The keeper is constructed of any suitable strong, hard material not damaged by water, such as plastic, aluminum, steel, or wood. A preferred material is plastic. Although a spring operated gripping mechanism is preferred, any suitable gripping mechanism may be used to reversible grip the lanyard sides, such as a thumbscrew or a pin which penetrates the lanyard sides

Use of a safety strap involves the following steps. First, the attachment loops on the ends of the lanyard are looped over the mask strap near the attachment sites of the mask strap with the mask. The loops are adjusted provide a snug fit of the loops on the mask strap. The dive mask is mounted in place over the user's eyes with the lanyard extending over the user's back.

The left and right sides of the lanyard are connected together under the user's chin using the safety lock thereby forming the upper loop of the lanyard. The safety lock is adjusted on the left and right sides of the lanyard so the upper loop of the lanyard which extend from the safety lock to the attachment loops at the ends of the lanyard are taut and the safety latch is comfortably snug against the bottom of the user's chin. When the first embodiment safety lock is used, the hook and loop strap is moved to the correct fit and the front and rear flaps are pressed together. When the second embodiment safety lock is used, the loop barrel and the hook barrel are adjusted on the strands of the lanyard and the two portions of the safety lock latched together.

Next, the barrel stopper is adjusted on the lanyard so the lower loop of the lanyard is snug against the side and back of the user's neck.

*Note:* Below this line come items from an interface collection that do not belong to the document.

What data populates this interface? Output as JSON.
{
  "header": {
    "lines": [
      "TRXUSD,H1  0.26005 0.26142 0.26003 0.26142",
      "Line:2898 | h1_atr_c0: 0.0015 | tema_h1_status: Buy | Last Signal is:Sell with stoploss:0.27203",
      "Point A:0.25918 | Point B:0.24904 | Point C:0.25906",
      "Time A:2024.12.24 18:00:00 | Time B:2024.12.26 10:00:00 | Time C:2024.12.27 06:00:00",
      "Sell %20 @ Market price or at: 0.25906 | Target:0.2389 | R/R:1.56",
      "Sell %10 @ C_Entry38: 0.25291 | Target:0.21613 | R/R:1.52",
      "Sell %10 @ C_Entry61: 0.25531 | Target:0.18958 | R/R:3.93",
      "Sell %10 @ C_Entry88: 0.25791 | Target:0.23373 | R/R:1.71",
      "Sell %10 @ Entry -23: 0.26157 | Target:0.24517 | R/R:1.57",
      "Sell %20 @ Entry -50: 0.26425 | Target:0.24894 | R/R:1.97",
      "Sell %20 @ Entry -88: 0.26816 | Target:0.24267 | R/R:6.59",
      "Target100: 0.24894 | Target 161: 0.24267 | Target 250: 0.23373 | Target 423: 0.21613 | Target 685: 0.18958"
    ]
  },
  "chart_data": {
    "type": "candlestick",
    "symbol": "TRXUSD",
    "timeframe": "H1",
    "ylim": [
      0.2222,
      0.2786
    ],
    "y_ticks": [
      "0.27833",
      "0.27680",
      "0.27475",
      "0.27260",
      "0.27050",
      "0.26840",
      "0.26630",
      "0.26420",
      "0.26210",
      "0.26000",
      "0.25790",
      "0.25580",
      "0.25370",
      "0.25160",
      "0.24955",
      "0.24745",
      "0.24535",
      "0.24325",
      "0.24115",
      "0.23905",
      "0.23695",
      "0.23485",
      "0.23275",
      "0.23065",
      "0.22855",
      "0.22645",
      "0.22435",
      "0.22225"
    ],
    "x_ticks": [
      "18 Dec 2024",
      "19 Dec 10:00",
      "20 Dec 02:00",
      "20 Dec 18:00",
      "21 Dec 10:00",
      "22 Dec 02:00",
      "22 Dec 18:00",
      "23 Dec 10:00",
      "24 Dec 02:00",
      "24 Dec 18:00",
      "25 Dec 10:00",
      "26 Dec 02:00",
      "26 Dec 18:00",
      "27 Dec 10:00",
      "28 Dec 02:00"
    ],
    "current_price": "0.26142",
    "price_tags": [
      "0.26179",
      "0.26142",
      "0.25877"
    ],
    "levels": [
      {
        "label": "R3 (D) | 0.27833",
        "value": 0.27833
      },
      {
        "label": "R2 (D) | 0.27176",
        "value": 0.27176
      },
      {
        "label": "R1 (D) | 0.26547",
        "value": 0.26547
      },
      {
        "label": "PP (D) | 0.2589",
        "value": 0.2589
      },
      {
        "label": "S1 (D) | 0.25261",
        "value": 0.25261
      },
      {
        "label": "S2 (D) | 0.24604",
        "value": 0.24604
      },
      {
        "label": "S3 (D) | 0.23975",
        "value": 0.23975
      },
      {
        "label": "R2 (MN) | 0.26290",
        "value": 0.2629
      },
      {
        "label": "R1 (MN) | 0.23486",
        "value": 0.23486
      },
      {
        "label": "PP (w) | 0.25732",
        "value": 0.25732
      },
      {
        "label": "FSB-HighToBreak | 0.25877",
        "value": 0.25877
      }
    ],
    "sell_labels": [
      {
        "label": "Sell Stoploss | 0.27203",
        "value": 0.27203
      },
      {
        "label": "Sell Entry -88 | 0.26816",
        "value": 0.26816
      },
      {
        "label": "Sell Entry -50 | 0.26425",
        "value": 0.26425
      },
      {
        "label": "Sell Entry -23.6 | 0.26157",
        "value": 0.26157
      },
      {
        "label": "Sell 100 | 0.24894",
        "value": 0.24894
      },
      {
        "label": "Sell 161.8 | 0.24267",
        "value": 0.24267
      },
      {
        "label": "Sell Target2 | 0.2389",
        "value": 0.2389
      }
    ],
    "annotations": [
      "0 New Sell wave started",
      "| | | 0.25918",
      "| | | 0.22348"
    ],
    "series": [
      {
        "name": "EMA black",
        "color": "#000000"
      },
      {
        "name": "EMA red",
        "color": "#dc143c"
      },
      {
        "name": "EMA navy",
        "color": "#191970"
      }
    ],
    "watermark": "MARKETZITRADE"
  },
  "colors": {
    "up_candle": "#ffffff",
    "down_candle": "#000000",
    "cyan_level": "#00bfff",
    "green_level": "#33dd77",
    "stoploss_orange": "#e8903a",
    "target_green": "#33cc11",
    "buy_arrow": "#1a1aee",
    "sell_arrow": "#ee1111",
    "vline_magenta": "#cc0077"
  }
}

If for some extraordinary reason the chin strap is broken or displaced, the lower loop in the lanyard around the user's neck will prevent displacement or loss of the dive mask.

It will be apparent to those skilled in the art that the examples and embodiments described herein are by way of illustration and not of limitation, and that other examples may be used without departing from the spirit and scope of the present invention, as set forth in the appended claims.